Another key advantage of filing a provisional patent application is that you can refer to your invention as “Patent Pending.” This provides an advantage in marketing and selling your product more quickly, especially if it proves more useful or valuable during its early development phases.
Finally, a provisional application can be beneficial if you’re short on funds as it allows the costs of patent prosecution to be spread out over several months rather than all at once. Furthermore, this gives time for testing your invention and deciding if it’s ready for market entry or not.
It?s less expensive than a nondisclosure agreement
Inventors can save money on the patenting process by taking advantage of the provisional patent option (PPA), also known as a PPA. A PPA is an affordable starting point for patenting; costing approximately $65 for micro-entities and $130 for small entities.
Although a PPA won’t grant you a patent immediately, it can help establish the early priority date of your invention. This makes it simpler to secure legal counsel when applying for more formal protection through a patent attorney.
The USPTO’s office of Innovation provides inventors with a number of resources to assess whether their idea is patentable. A great place to start is on their website.
One of the most intriguing features on the website is its search function, which enables you to look for your invention by name or description and other criteria. Furthermore, there’s an online submission system available through which you can submit an entire patent application at once.
Are you curious to learn the most effective way to protect your invention? Connect with an NC patent attorney who can assist.
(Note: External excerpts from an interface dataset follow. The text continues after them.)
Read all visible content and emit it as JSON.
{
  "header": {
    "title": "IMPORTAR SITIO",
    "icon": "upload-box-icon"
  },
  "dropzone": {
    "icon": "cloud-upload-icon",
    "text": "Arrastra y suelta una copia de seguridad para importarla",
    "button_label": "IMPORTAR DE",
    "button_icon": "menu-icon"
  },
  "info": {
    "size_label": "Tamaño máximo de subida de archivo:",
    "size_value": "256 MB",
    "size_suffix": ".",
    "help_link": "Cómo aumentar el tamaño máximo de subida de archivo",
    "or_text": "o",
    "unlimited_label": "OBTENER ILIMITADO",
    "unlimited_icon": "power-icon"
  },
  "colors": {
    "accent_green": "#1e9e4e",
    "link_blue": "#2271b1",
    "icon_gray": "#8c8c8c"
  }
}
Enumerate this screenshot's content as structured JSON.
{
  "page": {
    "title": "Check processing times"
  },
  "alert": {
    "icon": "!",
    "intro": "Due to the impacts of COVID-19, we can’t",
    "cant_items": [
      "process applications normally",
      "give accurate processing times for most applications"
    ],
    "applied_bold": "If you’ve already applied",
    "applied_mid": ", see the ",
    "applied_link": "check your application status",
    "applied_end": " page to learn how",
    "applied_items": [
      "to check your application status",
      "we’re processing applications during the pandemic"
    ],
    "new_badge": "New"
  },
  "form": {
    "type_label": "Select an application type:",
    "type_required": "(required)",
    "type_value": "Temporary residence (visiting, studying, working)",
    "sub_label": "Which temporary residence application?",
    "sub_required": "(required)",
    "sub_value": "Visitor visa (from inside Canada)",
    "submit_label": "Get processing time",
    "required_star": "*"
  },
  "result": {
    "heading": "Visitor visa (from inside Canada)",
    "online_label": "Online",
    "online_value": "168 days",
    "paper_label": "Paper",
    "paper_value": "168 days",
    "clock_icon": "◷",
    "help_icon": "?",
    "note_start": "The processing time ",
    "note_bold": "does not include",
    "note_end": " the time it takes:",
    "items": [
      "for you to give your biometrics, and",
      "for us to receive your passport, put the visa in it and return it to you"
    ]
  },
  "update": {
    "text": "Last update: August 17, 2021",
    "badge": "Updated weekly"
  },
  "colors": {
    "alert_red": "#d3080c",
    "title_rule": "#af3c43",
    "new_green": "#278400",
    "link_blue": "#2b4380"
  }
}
In addition to filing the appropriate patent applications, a qualified patent lawyer is essential in evaluating your business model and securing an effective trademark. For the top-rated patent lawyers in NC, post your legal needs on UpCounsel and let top-rated professionals compete for your business. This site provides fee-based legal services like patent law or copyright law as well as more.